KENNETH KARLSSON = the view was all in lines = ROLF WALLIN: Seven Imperatives; SCHOENBERG/ SCHAATHUN /WALLIN: Zwölf kleine klavierstücke; SCHAATHUN: Transcriptions of an Unknown Symphony; SCHAATHUN: Stravinsky goes Bach and Schaathun goes Frescobaldi; WALLIN: Etude 3; SCHOENBERG: Sechs kleine Klavierstücke, Op. 19 – Kenneth Karlsson, piano – 2L multichannel SACD 085, 63:43 [Distr. by Naxos] ***1/2:

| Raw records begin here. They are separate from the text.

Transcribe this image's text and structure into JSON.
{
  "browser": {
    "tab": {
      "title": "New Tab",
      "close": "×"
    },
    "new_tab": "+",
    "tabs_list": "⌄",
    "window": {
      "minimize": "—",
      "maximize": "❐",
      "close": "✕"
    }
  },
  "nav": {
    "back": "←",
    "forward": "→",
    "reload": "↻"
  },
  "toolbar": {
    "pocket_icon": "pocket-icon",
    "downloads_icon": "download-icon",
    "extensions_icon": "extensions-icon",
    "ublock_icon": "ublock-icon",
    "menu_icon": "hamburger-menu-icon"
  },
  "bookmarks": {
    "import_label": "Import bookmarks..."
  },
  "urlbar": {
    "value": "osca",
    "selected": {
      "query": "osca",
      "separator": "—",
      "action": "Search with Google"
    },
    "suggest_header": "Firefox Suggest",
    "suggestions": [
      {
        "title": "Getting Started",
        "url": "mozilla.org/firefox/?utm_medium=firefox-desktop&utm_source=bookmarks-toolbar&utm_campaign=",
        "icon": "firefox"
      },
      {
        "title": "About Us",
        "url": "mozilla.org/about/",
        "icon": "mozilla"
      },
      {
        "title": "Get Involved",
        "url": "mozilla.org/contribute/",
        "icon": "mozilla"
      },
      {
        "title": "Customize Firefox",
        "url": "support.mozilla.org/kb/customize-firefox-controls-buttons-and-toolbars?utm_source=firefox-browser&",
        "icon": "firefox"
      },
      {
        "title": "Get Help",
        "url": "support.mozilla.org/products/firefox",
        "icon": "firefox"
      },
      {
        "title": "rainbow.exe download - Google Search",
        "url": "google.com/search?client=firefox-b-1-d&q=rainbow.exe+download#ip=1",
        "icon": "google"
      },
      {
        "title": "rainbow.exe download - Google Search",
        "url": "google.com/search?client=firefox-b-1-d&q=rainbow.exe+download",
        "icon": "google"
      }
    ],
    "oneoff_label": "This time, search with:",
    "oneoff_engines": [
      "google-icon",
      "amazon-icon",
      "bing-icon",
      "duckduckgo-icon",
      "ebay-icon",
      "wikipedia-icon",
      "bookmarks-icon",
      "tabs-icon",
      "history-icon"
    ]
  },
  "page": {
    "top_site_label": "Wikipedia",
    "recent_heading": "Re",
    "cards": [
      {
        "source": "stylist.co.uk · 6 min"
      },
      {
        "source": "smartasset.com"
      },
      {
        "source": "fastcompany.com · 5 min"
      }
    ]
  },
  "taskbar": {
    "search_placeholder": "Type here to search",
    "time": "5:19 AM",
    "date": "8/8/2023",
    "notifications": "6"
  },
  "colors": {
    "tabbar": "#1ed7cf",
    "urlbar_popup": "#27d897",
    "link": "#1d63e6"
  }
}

You have to give 2L a lot of credit; their surround sound is state of the art, occasionally without peer; and they do make really creative attempts at programming, spanning the spectrum of style and type. Often traditional, other times quite modern. Here we have an example of the latter, to an extent, in that the entire disc seems inspired, directly and indirectly by the Op. 19 Six Small Piano Pieces. Schoenberg’s intention here was to abandon his much beloved romantic forebears and find a music that was simpler in concept and expression. Even though he was caught in the net of a work like Gurrelieder at the time, it did not stop this new and active pursuit. He must have realized that romantic expression was nearing its nadir—indeed he is one of the composers who hastened its end.

The first five of the six were composed in one day. The sixth was added almost as a “tomb” piece the following four months later in June, after the death of Mahler. While the works are not technically atonal they certainly drift, but the work remains the first of a short but essential list of piano music that the composer would create, which also included his first efforts in twelve-tone composition. They are all masterpieces of the type. The performance here is quite good, subtle, and significantly introverted in a way that the Op. 25 Piano Suite, for instance, is not.

The two other composers represented on this disc were each asked to create—also in one day—three pieces each to match Schoenberg, and the music was then interspersed among the master’s suite. It doesn’t really work—while the individual efforts contain some good music, the idea of merging them with Schoenberg makes little sense and detracts from both, even though the new works are supposed to be “commentaries” on the Schoenberg.

But the disc opens with Rolf Wallin’s Seven Imperatives and despite the demanding and almost boastful title, I found the music imperative indeed, fully matching the titles each movement gets: Seek, Push, Sink, Spin, Stab, Lean, and Quit. Wallin’s creative force comes into fierce play here and makes for some fine listening. His Etude 3, one of four created, is a fine work though not as convincing.

Asbjǿrn Schaathun’s Transcriptions of an Unknown Symphony is a commission by pianist Karlsson from 2003 that is dense, colorful, and quite virtuosic, it catches one from the beginning and easily keeps the attention through its full 16-minute length. Stravinsky goes Bach and Schaathun goes Frescobaldi is a tribute piece to the influence that Stravinsky has had on the composer with the former’s inclusion of quotes from Bach this time turned into a style reminiscent of Frescobaldi—well, sort of. It works well and makes for a nice miniature.

Interesting disc—not for everyone—but certainly for many. The performances are all one could ask for.

—Steven Ritter